That is a risk-to-reward ratio of 3, assuming we hold the trade until it expires.

Based on our iron condor rules, we rarely hold the condor to expiration.

Since we don’t ever want to take the max loss on an iron condor, we have set rules to exit the trade if we lose two times the premium.

In this case, a stop loss of $500.

By doing so, our risk-to-reward ratio will decrease.

But at the same time, it also decreases the win rate.

We have an additional take profit rule of taking profits at 50% of max profit if we achieve it in less than 50% of the duration.

By taking profits early at $125, we are increasing our win rate.

The side effect is that it decreases our winning reward amount, which affects our risk-to-reward ratio.

If we take profit at $125 and stop-loss at $500, you would think that our new risk-to-reward ratio has increased to 4, which implies that our win rate would have increased as well.

This might be a good approximation.

It would be true, except that if our stop loss and take profit are not hit, we continue the trade and exit one week before expiration regardless of what P&L it is at the time.

Any adjustments we make to the condor mid-trade will further alter the win rate and risk-to-reward ratio in ways that are difficult to calculate.

## Determining The Minimum Win To Be Profitable

The best way to determine the minimum win rate we need to be profitable in a particular option strategy is to look in our trading logs to determine our average loss and our average win.

Assuming we each trade is approximately the same size, the minimum win rate needed to be profitable is…

Graphing the equation out,

we see that if our average loss is about equal to our average win (risk-to-reward ratio of 1), we need to win at least 50% of the time to be profitable.

At-the-money debit spreads have this characteristic.

When constructed such that the maximum potential profit is about equal to the debit paid, we need to pick the direction correct in more than half the time to be profitable.

If you are trading iron condors and your trading logs shows that your average loss is five times greater than your average win, you can still be profitable as long as you win much more than you lose.

In this case, you need to win at least 83% of the time.

## Derivation

The minimum win rate formula is derived directly from the Trader’s Equation which says that to be profitable, your win rate times your average win must be greater than your loss rate times your average loss

## Conclusion

The goal of any trader is to find slight edges in the market where they can decrease their risk and increase their win rate and head closer and closer to the upper-left corner of the grid.

Trade safe!

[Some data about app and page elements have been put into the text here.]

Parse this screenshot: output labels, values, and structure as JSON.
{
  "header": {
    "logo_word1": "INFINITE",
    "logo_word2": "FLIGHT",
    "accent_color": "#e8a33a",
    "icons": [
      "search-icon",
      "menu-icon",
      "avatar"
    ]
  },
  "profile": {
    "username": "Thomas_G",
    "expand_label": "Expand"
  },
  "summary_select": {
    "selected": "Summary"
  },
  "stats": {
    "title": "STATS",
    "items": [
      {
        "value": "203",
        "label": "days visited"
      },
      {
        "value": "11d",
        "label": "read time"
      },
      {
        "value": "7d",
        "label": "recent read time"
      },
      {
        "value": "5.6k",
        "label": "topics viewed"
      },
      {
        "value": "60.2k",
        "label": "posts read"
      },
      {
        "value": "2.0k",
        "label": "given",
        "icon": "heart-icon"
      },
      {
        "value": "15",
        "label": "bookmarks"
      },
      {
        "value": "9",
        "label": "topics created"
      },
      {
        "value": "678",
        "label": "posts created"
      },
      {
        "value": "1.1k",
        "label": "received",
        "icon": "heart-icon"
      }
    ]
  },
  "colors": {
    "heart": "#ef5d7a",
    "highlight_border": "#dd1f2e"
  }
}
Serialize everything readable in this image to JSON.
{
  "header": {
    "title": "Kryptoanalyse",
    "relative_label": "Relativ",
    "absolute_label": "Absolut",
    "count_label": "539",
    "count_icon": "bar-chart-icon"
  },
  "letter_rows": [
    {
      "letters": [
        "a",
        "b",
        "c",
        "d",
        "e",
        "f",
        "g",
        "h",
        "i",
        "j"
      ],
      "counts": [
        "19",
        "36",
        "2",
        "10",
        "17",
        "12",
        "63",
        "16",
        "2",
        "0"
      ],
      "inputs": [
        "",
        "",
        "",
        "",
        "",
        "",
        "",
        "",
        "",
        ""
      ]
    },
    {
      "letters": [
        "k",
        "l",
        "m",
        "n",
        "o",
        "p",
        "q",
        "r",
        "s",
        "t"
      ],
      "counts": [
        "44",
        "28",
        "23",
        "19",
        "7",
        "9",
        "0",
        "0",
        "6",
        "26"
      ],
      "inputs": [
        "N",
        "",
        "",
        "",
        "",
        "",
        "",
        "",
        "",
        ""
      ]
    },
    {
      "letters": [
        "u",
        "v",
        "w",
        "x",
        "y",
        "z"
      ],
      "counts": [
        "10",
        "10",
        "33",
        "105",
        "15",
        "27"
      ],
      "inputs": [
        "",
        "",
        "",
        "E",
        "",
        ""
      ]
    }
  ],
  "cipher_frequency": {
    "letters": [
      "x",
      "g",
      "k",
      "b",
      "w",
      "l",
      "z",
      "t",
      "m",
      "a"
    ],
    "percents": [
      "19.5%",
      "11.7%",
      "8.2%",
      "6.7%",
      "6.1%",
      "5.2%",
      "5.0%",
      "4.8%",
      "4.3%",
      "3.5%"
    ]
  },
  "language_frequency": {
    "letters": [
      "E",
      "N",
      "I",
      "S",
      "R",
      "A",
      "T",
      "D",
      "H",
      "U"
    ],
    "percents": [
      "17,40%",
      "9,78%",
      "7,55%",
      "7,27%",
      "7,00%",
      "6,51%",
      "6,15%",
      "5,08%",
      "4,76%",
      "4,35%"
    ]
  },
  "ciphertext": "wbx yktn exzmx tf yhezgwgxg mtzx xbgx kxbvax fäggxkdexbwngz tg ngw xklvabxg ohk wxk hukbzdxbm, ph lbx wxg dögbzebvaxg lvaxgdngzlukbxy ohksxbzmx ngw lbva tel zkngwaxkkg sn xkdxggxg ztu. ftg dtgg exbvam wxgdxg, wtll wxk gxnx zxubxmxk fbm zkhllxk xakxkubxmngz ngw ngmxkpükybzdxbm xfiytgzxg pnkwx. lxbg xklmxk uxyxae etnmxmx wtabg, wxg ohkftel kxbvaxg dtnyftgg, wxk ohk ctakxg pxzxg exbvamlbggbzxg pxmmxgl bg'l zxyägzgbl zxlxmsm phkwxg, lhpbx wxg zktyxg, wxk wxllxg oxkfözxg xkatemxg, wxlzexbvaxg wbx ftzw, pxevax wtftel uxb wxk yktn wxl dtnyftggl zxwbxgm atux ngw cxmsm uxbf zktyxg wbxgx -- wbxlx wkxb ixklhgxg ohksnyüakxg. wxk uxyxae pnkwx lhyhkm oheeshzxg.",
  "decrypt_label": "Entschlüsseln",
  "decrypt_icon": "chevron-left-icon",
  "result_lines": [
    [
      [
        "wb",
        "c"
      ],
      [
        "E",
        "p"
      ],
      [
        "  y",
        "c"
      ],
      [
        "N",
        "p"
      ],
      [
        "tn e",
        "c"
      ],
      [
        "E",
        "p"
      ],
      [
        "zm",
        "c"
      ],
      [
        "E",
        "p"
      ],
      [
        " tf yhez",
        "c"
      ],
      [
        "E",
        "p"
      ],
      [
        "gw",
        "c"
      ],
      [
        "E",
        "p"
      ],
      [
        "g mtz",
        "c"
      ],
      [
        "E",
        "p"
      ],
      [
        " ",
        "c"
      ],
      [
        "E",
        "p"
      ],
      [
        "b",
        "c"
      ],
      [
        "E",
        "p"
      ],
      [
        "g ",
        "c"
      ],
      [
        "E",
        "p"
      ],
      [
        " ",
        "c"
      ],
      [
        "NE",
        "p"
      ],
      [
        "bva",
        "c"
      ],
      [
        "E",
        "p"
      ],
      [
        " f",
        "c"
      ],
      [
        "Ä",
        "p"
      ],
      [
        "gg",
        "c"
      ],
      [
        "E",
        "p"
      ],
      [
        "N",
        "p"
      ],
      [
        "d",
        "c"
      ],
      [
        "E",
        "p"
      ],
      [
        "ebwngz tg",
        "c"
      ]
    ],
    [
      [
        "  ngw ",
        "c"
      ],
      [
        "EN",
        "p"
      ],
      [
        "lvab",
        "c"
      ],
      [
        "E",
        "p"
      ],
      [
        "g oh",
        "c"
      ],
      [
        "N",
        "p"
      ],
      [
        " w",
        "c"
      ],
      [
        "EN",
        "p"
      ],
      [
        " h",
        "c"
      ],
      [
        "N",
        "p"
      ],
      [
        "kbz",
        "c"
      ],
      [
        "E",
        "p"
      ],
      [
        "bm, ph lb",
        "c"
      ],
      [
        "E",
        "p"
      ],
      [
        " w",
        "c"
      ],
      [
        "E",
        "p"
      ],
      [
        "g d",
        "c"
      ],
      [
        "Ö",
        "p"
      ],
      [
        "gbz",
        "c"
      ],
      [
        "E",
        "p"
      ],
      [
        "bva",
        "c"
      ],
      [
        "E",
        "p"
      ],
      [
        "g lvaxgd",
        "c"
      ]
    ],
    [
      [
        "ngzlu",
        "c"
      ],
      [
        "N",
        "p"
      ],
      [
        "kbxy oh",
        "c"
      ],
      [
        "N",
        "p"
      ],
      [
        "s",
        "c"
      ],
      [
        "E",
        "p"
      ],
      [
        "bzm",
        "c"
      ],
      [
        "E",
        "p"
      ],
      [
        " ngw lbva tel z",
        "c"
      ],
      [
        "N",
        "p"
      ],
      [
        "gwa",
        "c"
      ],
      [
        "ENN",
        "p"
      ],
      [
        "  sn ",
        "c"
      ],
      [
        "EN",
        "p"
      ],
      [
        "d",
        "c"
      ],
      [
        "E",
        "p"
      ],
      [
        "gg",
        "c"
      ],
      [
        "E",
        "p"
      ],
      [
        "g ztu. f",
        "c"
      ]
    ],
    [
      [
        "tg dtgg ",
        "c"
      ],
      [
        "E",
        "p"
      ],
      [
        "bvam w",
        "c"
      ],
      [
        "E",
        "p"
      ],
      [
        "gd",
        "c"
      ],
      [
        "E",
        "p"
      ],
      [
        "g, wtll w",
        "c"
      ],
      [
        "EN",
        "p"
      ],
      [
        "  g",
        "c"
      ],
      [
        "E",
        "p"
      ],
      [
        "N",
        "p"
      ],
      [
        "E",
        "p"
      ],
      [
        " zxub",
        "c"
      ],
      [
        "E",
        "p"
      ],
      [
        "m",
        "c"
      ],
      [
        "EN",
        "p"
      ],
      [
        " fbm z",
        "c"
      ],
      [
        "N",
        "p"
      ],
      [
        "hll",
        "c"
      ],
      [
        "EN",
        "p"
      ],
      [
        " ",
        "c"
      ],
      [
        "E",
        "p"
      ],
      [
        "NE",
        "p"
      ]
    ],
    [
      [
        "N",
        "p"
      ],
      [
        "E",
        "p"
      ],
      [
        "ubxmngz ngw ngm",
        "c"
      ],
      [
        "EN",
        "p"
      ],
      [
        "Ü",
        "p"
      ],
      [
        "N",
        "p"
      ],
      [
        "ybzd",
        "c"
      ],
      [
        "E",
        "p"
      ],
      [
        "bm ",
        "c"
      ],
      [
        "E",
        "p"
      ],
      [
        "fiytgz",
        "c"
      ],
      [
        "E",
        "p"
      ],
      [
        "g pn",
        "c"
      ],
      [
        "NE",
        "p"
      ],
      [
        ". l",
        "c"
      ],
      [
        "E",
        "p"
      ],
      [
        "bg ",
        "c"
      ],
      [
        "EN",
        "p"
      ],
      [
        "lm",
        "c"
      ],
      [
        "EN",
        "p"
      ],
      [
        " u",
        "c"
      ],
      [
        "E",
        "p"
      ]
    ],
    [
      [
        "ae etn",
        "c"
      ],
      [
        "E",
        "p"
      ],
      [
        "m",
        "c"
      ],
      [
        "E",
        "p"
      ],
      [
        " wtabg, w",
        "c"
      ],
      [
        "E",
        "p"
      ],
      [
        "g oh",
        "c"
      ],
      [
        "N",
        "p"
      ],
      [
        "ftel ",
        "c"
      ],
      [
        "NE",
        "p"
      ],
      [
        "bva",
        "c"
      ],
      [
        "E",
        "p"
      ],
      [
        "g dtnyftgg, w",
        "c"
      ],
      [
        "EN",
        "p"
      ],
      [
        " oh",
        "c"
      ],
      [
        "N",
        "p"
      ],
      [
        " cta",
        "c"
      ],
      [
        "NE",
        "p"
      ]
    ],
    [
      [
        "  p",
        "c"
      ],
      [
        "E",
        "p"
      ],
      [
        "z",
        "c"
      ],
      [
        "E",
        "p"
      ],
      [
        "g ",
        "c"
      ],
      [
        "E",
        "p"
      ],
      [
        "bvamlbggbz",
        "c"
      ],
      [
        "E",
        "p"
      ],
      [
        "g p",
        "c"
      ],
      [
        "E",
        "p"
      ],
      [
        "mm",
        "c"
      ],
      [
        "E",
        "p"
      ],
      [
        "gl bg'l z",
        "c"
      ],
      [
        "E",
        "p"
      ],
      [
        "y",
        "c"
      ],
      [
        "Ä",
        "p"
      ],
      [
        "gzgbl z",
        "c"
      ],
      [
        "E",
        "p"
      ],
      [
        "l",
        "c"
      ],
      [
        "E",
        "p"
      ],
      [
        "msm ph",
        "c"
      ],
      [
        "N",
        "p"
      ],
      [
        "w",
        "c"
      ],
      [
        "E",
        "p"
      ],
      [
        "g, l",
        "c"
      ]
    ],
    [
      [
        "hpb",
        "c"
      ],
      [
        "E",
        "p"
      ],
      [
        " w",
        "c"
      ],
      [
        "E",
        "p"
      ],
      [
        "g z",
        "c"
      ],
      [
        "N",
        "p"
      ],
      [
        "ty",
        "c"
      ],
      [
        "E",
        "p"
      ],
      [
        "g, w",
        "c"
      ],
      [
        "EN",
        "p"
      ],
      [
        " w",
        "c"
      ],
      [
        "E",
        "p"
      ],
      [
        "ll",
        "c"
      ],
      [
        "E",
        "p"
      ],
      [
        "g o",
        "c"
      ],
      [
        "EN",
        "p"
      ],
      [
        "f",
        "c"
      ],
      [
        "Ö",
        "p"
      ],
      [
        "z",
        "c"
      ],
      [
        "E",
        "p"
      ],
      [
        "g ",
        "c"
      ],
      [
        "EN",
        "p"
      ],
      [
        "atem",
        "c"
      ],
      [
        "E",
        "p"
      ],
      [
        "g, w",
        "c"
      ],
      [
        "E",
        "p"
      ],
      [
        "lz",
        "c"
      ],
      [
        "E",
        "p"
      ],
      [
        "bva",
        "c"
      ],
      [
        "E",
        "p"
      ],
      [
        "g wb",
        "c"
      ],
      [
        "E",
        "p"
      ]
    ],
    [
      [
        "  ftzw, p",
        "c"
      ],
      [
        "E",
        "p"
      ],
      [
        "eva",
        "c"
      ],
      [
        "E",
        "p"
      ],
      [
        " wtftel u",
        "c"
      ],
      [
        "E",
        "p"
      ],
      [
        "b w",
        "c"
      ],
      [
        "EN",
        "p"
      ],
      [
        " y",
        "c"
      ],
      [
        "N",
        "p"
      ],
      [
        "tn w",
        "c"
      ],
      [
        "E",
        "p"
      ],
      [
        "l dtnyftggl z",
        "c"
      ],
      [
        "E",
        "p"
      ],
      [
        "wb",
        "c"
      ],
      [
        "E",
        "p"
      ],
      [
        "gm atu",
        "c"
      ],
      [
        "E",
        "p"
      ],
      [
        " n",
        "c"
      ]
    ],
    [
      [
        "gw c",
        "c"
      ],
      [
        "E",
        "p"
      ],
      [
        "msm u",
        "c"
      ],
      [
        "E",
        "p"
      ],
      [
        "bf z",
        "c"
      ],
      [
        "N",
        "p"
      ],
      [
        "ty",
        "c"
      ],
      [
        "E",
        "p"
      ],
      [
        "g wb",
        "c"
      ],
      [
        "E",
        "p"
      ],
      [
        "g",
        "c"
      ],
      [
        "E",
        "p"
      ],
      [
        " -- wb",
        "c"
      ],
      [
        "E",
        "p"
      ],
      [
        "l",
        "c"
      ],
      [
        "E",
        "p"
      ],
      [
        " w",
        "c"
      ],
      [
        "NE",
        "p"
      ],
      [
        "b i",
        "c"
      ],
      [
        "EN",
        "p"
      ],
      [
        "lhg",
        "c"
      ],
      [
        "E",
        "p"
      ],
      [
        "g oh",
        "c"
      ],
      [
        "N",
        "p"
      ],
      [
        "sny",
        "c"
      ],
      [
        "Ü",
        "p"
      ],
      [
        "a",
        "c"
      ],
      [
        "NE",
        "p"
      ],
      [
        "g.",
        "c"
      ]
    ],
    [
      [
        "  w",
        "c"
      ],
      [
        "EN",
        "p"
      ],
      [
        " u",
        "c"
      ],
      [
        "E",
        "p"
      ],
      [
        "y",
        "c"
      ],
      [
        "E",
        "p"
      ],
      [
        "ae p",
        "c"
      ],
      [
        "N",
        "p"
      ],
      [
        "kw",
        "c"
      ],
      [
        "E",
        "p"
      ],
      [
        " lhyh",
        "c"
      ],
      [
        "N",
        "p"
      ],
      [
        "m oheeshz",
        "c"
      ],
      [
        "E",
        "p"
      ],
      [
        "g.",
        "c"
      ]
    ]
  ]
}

*Disclaimer: The information above is for educational purposes only and should not be treated as investment advice. The strategy presented would not be suitable for investors who are not familiar with exchange traded options. Any readers interested in this strategy should do their own research and seek advice from a licensed financial adviser.*